The 26-year-old forward has been fostering dogs for Fort Wayne Animal Care & Control since last summer. The first six dogs he had have been adopted.
“It's an awesome feeling,” Petruzzelli said.
Petruzzelli was left with more time to work with his seventh foster dog, Jasmine, a boxer mix who has anxiety issues, after the Komets' season was canceled Saturday because of the COVID-19 outbreak.
“We're currently trying to find her a forever home,” Petruzzelli said. “She's going to have to find someone who has a little more time than the normal owner, or has other animals around to keep her a little company. Whenever I leave for practice, I have to leave the TV on Animal Planet just to keep her entertained.”
The lifestyle of a professional hockey player isn't always conducive to having a pet – Petruzzelli lives alone in an apartment and is gone often on road trips – so his own dog, Rosie, an Olde English Bulldogge, has been living with his girlfriend in Vermont.
“I've had dogs, and I have a dog back in Vermont,” Petruzzelli said. “Unfortunately, with our schedule, it's difficult to have her here all the time. I started working with the shelter here and they needed some fosters. I've taken in seven dogs now and will have them anywhere from three days to a week, maybe two weeks at a time.”
After Rosie gets adopted, and she was to meet a potential family Tuesday night, Petruzzelli will likely go back to Vermont for the summer.
Petruzzelli wasn't always a dog person, but he became one over the last six years or so.
He'd experienced caring for one with an illness and then had his first puppy, and that helped prepare him for his work with Animal Care & Control.
Animals are a passion of many within the Komets' organization, from the players up to ownership, and the team tries to raise awareness for institutions including the Allen County SPCA.

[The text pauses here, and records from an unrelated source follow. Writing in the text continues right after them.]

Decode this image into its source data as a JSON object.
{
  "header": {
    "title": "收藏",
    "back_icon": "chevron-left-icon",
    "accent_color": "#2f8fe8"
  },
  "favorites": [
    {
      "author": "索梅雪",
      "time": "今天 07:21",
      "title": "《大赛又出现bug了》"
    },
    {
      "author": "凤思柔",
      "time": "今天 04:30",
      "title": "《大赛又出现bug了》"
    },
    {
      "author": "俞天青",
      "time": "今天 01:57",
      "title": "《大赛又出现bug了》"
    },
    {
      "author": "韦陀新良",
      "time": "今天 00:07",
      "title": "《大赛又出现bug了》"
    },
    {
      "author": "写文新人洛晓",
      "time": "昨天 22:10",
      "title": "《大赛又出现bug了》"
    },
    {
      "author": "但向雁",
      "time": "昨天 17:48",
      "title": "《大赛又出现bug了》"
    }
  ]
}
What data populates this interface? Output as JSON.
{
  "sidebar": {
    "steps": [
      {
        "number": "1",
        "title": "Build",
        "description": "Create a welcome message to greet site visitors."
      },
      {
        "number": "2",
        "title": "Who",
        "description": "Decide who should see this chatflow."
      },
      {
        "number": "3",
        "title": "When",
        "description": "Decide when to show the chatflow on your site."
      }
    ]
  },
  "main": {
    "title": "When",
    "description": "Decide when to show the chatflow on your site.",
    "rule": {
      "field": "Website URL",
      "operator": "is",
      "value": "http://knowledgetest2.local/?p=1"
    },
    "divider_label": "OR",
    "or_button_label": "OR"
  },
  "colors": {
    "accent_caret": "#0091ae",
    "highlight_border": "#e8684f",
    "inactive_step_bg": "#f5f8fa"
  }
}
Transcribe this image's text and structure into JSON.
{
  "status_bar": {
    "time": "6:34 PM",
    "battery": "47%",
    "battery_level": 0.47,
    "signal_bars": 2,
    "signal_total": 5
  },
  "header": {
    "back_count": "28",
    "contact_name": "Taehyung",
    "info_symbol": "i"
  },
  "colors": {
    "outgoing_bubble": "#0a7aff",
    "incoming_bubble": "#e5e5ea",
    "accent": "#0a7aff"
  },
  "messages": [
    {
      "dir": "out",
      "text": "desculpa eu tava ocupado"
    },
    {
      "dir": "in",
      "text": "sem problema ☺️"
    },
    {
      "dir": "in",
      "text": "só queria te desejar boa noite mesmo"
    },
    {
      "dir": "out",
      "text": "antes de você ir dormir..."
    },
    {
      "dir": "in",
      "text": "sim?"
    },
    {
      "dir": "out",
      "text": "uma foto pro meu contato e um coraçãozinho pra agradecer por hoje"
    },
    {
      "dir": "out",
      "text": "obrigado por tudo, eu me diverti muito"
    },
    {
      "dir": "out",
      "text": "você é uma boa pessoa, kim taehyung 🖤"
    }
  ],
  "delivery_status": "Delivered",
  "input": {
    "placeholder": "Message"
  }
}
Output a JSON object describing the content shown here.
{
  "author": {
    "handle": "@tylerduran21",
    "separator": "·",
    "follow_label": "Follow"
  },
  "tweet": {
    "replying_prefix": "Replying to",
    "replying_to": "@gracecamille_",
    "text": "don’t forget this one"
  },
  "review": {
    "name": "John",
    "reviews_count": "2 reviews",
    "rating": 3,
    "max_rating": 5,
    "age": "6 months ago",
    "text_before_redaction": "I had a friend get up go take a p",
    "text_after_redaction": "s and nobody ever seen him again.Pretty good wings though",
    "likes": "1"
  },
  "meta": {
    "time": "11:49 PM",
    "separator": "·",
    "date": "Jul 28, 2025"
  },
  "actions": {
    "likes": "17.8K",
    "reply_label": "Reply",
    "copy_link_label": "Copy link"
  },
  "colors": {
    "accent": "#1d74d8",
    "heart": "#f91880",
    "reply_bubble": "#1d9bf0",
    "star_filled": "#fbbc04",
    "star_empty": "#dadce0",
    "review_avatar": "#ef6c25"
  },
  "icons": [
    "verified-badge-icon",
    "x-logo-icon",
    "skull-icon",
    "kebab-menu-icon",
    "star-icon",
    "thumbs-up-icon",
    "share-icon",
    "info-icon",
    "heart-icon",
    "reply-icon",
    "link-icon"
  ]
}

The Komets' game that had been scheduled for last Friday was to have been themed after the 1994 Jim Carrey movie, “Ace Ventura: Pet Detective,” and the specialty jerseys were to be auctioned off to benefit H.O.P.E. for Animals, a spay/neuter and wellness clinic. But the ECHL had already suspended play because of the coronavirus.
However, look for those jerseys to be used next season. (A Marvel night in which the Komets were to wear Groot jerseys was also lost.)
Some Komets players were making monthly visits to Animal Care & Control to spend time with the animals in need of social interaction so they could be adopted, and Petruzzelli was the most involved.
“We have our visits there and go and play with dogs once a month or so,” Petruzzelli said. “I just decided to ask them if they needed some fosters, just to see what I could do to help anything. And it's a nice thing for me to do, keeps me entertained while I've got all day doing nothing.”
Among the breeds Petruzzelli has fostered have been cattle dogs and a pitbull mix.
Some of his teammates this season, including Brett McKenzie and Brycen Martin, have also fostered dogs.
Teammate Chase Stewart adopted a dog that had lived with Petruzzelli.
“They're all sweet dogs and just want to be loved. Knowing they find these families, and forever homes, it's good,” said Petruzzelli, who had 17 goals and 33 points in 53 games this season for Fort Wayne (31-23-8), which seemed poised to get one of the Central Division's four playoff spots as it chased its first playoff championship since 2012 in the Central Hockey League.
For information on adopting or fostering pets from Animal Care and Control, visit www.cityoffortwayne.org/animal-care-and-control.html, or from the SPCA, visit www.allencountyspca.org/about.html.
Information on H.O.P.E for Animals' programs may be found at www.hope-for-animals.org.